A total of 49.5 billion trips were made by bus, metro and light rail in 2012, slightly ahead of the previous peak of 49.3 billion in 2008.Traffic slumped by 1.7% to 48.5 billion in 2009 with the onset of the economic crisis and has recovered at a constant rate since then. Traffic had been increasingly steadily from 45.6 billion in 2000 to 47.1 billion in 2005, in line with urban population growth. But ridership grew at a faster rate than population during the next three years suggesting the increasing attractiveness of public transport.

Total traffic including suburban rail reached a new record of 56.8 billion journeys in 2012, of which 56% is bus, 16% metro, and 14% each for light rail and suburban rail. However, in Austria, Croatia, the Czech Republic, France and Germany more people travel by urban rail than bus. In the 16 member states with metros, these systems attract a higher share of passengers than other modes. Metro journeys account for a quarter of all urban trips in Austria, France and Spain, for example.
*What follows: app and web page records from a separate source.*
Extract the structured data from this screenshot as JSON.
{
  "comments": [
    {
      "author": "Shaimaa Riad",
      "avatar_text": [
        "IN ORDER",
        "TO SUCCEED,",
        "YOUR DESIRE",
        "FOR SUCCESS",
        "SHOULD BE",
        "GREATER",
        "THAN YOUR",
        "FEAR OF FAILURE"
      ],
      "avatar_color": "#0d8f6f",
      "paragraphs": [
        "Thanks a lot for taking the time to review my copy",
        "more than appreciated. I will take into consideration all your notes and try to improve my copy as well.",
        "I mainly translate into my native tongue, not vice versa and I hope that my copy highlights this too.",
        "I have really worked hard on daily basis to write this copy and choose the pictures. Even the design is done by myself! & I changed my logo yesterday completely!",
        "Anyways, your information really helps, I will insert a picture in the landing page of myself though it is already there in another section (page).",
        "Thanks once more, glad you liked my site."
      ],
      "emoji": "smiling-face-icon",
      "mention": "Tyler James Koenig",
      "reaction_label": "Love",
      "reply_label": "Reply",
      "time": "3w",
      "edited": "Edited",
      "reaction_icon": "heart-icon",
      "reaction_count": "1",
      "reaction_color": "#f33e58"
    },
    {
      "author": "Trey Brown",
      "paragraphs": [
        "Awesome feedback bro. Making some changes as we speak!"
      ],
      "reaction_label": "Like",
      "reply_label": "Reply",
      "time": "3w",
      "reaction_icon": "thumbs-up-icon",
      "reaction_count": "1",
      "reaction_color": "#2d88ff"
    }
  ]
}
Urban public transport usage varies widely across the EU. Demand has fallen in eastern Europe by between 4% and 24% and grown in the more affluent western member states, with the highest rates of growth in Austria (+24%), Belgium (+114%), Britain (+19%), France (+29%), Germany (+12%), Luxembourg (+50%), and Sweden (+24%). These figures compare with an average rate of growth of 8%.